Reflections on kernelizing and computing unrooted agreement forests

R. van Wersch, S. Kelk, S. Linz, G. Stamoulis*

*Corresponding author for this work

Research output: Contribution to journalArticleAcademicpeer-review

1 Citation (Web of Science)

Abstract

Phylogenetic trees are leaf-labelled trees used to model the evolution of species. Here we explore the practical impact of kernelization (i.e. data reduction) on the NP-hard problem of computing the TBR distance between two unrooted binary phylogenetic trees. This problem is better-known in the literature as the maximum agreement forest problem, where the goal is to partition the two trees into a minimum number of common, non-overlapping subtrees. We have implemented two well-known reduction rules, the subtree and chain reduction, and five more recent, theoretically stronger reduction rules, and compare the reduction achieved with and without the stronger rules. We find that the new rules yield smaller reduced instances and thus have clear practical added value. In many cases they also cause the TBR distance to decrease in a controlled fashion, which can further facilitate solving the problem in practice. Next, we compare the achieved reduction to the known worst-case theoretical bounds of 15k- 9 and 11k- 9 respectively, on the number of leaves of the two reduced trees, where k is the TBRdistance, observing in both cases a far larger reduction in practice. As a by-product of our experimental framework we obtain a number of new insights into the actual computation of TBR distance. We find, for example, that very strong lower bounds on TBR distance can be obtained efficiently by randomly sampling certain carefully constructed partitions of the leaf labels, and identify instances which seem particularly challenging to solve exactly. The reduction rules have been implemented within our new solver Tubro which combines kernelization with an Integer Linear Programming (ILP) approach. Tubro also incorporates a number of additional features, such as a cluster reduction and a practical upper-bounding heuristic, and it can leverage combinatorial insights emerging from the proofs of correctness of the reduction rules to simplify the ILP.
Original languageEnglish
Pages (from-to)425-451
Number of pages27
JournalAnnals of Operations Research
Volume309
Issue number1
Early online date19 Nov 2021
DOIs
Publication statusPublished - Feb 2022

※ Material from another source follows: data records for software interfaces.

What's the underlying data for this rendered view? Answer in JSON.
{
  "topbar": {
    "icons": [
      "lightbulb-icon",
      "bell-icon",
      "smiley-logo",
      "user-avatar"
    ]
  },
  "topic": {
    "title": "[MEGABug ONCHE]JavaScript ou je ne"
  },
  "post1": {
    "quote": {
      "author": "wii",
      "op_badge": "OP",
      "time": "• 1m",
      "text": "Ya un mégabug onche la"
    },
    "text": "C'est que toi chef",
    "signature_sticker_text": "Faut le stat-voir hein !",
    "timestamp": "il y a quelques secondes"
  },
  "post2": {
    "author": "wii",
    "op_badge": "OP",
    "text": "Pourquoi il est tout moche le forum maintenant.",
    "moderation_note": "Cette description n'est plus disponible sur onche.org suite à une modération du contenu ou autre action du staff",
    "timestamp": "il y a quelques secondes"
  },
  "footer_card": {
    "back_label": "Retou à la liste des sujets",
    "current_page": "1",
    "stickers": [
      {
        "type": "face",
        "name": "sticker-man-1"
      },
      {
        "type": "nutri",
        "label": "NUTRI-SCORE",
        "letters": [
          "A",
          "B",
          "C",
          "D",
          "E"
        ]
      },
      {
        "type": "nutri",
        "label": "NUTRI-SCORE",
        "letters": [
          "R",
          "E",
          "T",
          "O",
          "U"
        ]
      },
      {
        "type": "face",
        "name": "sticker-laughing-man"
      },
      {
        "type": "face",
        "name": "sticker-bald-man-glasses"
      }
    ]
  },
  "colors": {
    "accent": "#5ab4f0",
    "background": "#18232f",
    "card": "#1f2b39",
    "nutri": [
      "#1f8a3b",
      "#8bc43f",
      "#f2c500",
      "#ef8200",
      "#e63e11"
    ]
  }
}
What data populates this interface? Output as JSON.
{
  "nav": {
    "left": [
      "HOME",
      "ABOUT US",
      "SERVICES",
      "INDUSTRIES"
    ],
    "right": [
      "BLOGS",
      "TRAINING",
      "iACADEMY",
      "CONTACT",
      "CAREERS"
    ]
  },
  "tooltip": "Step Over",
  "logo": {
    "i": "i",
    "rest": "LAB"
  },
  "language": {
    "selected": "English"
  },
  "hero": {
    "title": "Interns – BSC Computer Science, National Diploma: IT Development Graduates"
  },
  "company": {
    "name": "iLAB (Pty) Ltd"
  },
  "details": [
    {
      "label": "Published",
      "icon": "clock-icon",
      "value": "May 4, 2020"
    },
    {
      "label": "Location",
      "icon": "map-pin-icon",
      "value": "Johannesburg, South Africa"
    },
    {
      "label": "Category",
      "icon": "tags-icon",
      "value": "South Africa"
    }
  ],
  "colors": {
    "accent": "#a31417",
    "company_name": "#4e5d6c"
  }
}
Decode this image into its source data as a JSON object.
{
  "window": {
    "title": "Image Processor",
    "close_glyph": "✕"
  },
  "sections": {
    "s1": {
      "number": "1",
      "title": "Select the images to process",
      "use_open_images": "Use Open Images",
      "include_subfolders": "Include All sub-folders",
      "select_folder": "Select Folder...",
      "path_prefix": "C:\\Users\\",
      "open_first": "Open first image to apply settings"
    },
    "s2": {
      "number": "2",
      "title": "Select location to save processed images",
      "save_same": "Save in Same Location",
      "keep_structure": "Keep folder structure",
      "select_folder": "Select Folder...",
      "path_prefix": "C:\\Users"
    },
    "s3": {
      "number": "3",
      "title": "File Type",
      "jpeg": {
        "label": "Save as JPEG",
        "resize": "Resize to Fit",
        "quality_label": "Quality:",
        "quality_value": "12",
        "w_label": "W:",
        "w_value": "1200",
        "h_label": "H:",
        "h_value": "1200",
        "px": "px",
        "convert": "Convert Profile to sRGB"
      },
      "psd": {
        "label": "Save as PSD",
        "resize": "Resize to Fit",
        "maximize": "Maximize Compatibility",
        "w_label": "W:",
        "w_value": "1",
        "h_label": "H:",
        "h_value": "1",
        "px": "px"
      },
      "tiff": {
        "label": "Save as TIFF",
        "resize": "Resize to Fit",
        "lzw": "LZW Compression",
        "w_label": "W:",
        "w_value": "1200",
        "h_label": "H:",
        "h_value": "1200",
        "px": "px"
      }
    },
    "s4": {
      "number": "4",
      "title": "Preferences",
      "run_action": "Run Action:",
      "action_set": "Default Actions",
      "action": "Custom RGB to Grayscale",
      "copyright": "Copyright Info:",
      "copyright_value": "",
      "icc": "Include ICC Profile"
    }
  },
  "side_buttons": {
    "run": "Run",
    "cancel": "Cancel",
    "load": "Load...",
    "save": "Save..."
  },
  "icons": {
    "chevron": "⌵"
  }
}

Keywords

  • Phylogenetics
  • Agreement forest
  • TBR distance
  • Kernelization
  • Fixed parameter tractability
  • SUBTREE PRUNE
  • DISTANCE
  • ALGORITHMS
  • COMPLEXITY

Cite this